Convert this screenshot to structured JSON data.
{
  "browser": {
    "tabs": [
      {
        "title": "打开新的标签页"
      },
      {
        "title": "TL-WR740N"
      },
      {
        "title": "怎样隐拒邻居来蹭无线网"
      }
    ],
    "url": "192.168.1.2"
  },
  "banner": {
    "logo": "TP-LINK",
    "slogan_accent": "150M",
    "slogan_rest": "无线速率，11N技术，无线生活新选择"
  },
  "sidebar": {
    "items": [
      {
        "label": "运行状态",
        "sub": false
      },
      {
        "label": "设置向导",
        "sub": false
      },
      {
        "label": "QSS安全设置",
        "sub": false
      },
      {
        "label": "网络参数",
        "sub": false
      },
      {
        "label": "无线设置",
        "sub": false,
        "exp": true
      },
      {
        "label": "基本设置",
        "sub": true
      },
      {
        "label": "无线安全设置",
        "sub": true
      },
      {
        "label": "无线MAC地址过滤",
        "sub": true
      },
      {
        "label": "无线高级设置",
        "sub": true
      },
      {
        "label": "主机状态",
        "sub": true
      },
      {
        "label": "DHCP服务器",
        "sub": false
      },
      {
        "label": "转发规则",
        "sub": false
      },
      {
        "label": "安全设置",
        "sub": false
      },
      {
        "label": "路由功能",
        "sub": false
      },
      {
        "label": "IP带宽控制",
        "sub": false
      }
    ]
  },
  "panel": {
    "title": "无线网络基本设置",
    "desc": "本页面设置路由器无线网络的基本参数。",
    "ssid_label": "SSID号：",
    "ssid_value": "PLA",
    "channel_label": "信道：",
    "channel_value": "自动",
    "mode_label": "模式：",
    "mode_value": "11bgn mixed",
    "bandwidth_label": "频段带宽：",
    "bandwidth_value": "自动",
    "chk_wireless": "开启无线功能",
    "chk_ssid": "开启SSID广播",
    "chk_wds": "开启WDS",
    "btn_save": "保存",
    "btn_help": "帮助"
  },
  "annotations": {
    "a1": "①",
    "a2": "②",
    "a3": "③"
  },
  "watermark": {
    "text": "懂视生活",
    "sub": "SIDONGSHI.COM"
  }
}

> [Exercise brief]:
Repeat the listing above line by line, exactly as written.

> [Worked solution]:
Convert this screenshot to structured JSON data.
{
  "browser": {
    "tabs": [
      {
        "title": "打开新的标签页"
      },
      {
        "title": "TL-WR740N"
      },
      {
        "title": "怎样隐拒邻居来蹭无线网"
      }
    ],
    "url": "192.168.1.2"
  },
  "banner": {
    "logo": "TP-LINK",
    "slogan_accent": "150M",
    "slogan_rest": "无线速率，11N技术，无线生活新选择"
  },
  "sidebar": {
    "items": [
      {
        "label": "运行状态",
        "sub": false
      },
      {
        "label": "设置向导",
        "sub": false
      },
      {
        "label": "QSS安全设置",
        "sub": false
      },
      {
        "label": "网络参数",
        "sub": false
      },
      {
        "label": "无线设置",
        "sub": false,
        "exp": true
      },
      {
        "label": "基本设置",
        "sub": true
      },
      {
        "label": "无线安全设置",
        "sub": true
      },
      {
        "label": "无线MAC地址过滤",
        "sub": true
      },
      {
        "label": "无线高级设置",
        "sub": true
      },
      {
        "label": "主机状态",
        "sub": true
      },
      {
        "label": "DHCP服务器",
        "sub": false
      },
      {
        "label": "转发规则",
        "sub": false
      },
      {
        "label": "安全设置",
        "sub": false
      },
      {
        "label": "路由功能",
        "sub": false
      },
      {
        "label": "IP带宽控制",
        "sub": false
      }
    ]
  },
  "panel": {
    "title": "无线网络基本设置",
    "desc": "本页面设置路由器无线网络的基本参数。",
    "ssid_label": "SSID号：",
    "ssid_value": "PLA",
    "channel_label": "信道：",
    "channel_value": "自动",
    "mode_label": "模式：",
    "mode_value": "11bgn mixed",
    "bandwidth_label": "频段带宽：",
    "bandwidth_value": "自动",
    "chk_wireless": "开启无线功能",
    "chk_ssid": "开启SSID广播",
    "chk_wds": "开启WDS",
    "btn_save": "保存",
    "btn_help": "帮助"
  },
  "annotations": {
    "a1": "①",
    "a2": "②",
    "a3": "③"
  },
  "watermark": {
    "text": "懂视生活",
    "sub": "SIDONGSHI.COM"
  }
}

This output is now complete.